Leadership is a trendy subject nowadays. Many professionals strive to become leaders, and many of them succeed in some measure. However, there’s a significant difference between being a leader and being a great leader…an efficient one. You see, many times, leadership roles are attributed to individuals who don’t possess enough leadership traits.
More than just that, quite a lot of “assigned leaders” don’t truly have that inner drive and those high standards that great leaders do. Therefore, the main difference between average and above average leaders lies in their standards, aspirations, and, most importantly, their traits.
In today’s post, we’re going to discuss several important traits that most of the today’s great business leaders have in common. Without further ado, let’s get started:
Great leaders are self-motivating themselves on a consistent basis. Obviously, because they’re the leaders, the one in charge, they never expect anyone to motivate them. They assume this responsibility and strive hard to keep themselves stimulated and motivated.
Average leaders need external motivation like praises, rewards, or other “bonuses”. That certainly can’t be good for a company, as the leader himself should be the strongest motivator amongst all.
"Self-motivation isn’t that hard to attain; it all starts with the acknowledgment that you have it all in you. Do you need some extra motivation? Start focusing and working on yourself!" - Kevin Trevino, CFO at ResumesPlanet writing service.
High Levels of Self-Esteem & Self-Confidence
There’s quite a difference between self-esteem and self-confidence. A self-confident individual has a lot of faith in his/her abilities to complete a task, succeed with something, win a game, or attract an opposite sex member. Therefore, self-confidence reflects the way you “feel” about your abilities.
Self-esteem, on the other hand, is all about how you feel about yourself overall. It refers to how you appreciate your own worth. Therefore, an individual who has high self-esteem will never feel discouraged during competitions or will never doubt his role in his organization.
Well, great leaders possess both of these qualities. Without them, leading other people would be truly difficult and challenging.
Passion. A mentor of mine once said, “Work with passion so work becomes play”. See…without loving what you do, your professional life will bring a lot of trouble and negative vibes along the way. Back to our difference between leaders and great leaders.

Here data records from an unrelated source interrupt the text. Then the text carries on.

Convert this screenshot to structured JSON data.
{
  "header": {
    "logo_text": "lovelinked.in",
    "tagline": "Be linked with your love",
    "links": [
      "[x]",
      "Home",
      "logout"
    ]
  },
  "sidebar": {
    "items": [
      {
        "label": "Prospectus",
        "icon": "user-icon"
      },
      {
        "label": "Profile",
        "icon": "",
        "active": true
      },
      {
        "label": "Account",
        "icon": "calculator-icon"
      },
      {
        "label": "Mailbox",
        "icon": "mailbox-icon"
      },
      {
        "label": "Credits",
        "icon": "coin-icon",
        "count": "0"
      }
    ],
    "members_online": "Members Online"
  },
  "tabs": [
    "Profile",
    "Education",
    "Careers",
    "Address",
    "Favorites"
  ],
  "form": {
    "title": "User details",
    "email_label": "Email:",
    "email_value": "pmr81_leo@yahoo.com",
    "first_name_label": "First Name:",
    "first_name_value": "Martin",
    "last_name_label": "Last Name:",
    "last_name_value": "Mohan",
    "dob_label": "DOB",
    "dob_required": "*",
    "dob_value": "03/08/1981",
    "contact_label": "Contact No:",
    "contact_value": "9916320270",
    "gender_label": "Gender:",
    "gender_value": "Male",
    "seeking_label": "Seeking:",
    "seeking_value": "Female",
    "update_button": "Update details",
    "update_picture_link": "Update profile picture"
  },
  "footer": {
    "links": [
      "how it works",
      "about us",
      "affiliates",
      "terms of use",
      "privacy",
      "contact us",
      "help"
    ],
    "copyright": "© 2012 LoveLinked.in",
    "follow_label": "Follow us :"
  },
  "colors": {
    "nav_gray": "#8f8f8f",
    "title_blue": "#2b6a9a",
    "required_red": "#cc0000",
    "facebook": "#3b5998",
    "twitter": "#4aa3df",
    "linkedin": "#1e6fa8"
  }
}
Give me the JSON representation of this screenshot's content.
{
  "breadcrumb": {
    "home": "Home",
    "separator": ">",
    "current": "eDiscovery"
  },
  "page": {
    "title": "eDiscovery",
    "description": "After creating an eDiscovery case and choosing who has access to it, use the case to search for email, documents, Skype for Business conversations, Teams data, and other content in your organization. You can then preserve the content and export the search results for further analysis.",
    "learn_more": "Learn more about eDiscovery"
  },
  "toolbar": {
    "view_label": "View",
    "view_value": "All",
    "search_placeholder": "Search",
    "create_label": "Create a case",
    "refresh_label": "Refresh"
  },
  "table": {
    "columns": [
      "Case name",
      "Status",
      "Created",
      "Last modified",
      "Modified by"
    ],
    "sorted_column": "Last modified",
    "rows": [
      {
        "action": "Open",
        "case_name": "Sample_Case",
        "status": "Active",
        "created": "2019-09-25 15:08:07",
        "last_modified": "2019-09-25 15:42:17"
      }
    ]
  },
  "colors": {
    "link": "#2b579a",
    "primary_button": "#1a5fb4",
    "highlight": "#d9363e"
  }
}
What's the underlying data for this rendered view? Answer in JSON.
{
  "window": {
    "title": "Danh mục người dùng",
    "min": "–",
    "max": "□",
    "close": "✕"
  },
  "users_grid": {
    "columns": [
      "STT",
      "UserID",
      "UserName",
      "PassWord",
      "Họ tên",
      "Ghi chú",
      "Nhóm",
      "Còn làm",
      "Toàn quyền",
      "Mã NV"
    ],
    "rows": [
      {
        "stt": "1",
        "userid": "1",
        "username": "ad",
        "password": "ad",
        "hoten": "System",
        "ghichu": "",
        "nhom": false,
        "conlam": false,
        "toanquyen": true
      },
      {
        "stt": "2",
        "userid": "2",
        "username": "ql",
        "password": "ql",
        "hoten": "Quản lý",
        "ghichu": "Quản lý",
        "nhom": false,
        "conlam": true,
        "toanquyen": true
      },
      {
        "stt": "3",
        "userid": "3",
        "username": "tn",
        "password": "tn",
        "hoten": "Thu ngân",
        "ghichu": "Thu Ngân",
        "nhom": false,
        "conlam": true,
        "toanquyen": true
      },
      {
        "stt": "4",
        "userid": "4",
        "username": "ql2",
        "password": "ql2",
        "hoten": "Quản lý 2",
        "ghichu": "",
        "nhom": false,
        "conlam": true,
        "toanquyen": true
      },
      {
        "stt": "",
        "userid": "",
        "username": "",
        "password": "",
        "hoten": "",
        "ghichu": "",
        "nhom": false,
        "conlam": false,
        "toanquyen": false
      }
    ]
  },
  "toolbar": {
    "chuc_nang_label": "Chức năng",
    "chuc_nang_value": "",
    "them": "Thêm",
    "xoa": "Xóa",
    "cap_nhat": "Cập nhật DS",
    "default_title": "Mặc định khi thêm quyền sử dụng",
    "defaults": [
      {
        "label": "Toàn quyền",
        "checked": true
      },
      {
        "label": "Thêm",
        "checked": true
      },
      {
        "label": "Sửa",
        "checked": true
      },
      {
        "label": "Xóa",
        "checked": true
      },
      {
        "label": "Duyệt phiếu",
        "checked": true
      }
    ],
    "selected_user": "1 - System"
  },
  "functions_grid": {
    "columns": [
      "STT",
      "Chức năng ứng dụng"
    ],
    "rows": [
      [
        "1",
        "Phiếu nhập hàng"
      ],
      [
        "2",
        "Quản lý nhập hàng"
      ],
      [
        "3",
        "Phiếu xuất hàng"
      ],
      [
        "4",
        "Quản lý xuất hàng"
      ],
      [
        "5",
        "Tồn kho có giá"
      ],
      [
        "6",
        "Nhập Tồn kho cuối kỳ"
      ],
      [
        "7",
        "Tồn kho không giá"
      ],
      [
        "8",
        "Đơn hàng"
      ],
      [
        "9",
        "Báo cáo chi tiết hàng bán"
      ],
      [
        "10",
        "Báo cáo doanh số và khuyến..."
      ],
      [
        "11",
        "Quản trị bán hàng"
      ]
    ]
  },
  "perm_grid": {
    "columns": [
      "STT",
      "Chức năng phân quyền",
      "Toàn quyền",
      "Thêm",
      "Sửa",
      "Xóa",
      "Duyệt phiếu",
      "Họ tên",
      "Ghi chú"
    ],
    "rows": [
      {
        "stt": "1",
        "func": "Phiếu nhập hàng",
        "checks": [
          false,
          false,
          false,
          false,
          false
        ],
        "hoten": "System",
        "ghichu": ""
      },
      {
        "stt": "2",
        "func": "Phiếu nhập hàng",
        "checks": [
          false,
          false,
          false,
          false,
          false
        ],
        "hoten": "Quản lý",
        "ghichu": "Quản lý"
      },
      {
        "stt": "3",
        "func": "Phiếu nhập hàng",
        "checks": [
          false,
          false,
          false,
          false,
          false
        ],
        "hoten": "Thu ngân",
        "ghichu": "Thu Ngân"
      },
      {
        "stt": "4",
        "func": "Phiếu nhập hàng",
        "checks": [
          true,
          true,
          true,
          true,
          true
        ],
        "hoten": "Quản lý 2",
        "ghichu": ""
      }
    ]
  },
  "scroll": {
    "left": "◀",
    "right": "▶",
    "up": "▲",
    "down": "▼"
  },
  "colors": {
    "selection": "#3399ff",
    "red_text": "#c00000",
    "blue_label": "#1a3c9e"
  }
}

Great leaders are very passionate about leading. They “have it in their blood”, and they’re extremely comfortable doing it. They have the passion of managing other professionals in the best possible manner so that their company will grow and flourish under their eyes.
Emotional Intelligence and Control
Emotional leaders will commit plenty of mistakes that might bring their companies down. To be an extraordinary leader, you need to be in full control. Besides the control over your employees and operations, you must – most importantly – be in control of your own mind and emotions.
Emotional intelligence is not such a common trait amongst today’s leaders. Still, emotional intelligence can grow if the leader is heavily interested in growing it.
Communication & Social Skills
Lastly yet most importantly, communication and social skills represent two significant qualities of a great business leader. The one who leads should be able to effectively communicate with all that he works with. Think about it:
If you can interact in the best possible manner with your employees, won’t you grow in their eyes? How about your clients? If you know how to “take them”, you’re likely to convince more of them to keep buying your products or to keep using your services. Great leaders are great communicators!
Becoming a great leader doesn’t happen overnight. Leadership is truly a journey; each journey comes with ups and downs, with sacrifices and with rewards. Please be aware that attaining leadership greatness requires high levels of commitment, persistence, consistency, and hard work. Are you really up for it?